╭─ GIVEN DATA

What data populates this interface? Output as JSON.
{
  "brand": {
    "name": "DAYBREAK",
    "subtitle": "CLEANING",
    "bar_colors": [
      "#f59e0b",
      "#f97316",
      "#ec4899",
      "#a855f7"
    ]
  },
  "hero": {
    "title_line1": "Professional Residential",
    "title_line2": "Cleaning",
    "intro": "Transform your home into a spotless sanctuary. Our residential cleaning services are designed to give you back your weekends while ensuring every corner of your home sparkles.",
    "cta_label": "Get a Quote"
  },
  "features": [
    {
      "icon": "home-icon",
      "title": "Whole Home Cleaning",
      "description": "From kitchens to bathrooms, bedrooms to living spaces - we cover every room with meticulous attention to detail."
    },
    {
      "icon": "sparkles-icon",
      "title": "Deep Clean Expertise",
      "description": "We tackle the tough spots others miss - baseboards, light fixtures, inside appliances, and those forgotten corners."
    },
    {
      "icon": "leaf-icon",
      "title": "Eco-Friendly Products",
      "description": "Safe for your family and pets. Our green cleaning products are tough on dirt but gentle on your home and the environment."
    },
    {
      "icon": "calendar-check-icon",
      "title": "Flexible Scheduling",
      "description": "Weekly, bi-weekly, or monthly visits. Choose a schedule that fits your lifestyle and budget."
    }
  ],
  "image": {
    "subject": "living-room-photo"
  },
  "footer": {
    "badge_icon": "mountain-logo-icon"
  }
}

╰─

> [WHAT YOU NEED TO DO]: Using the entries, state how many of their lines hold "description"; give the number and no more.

> [RESULT OF THIS TASK]: 4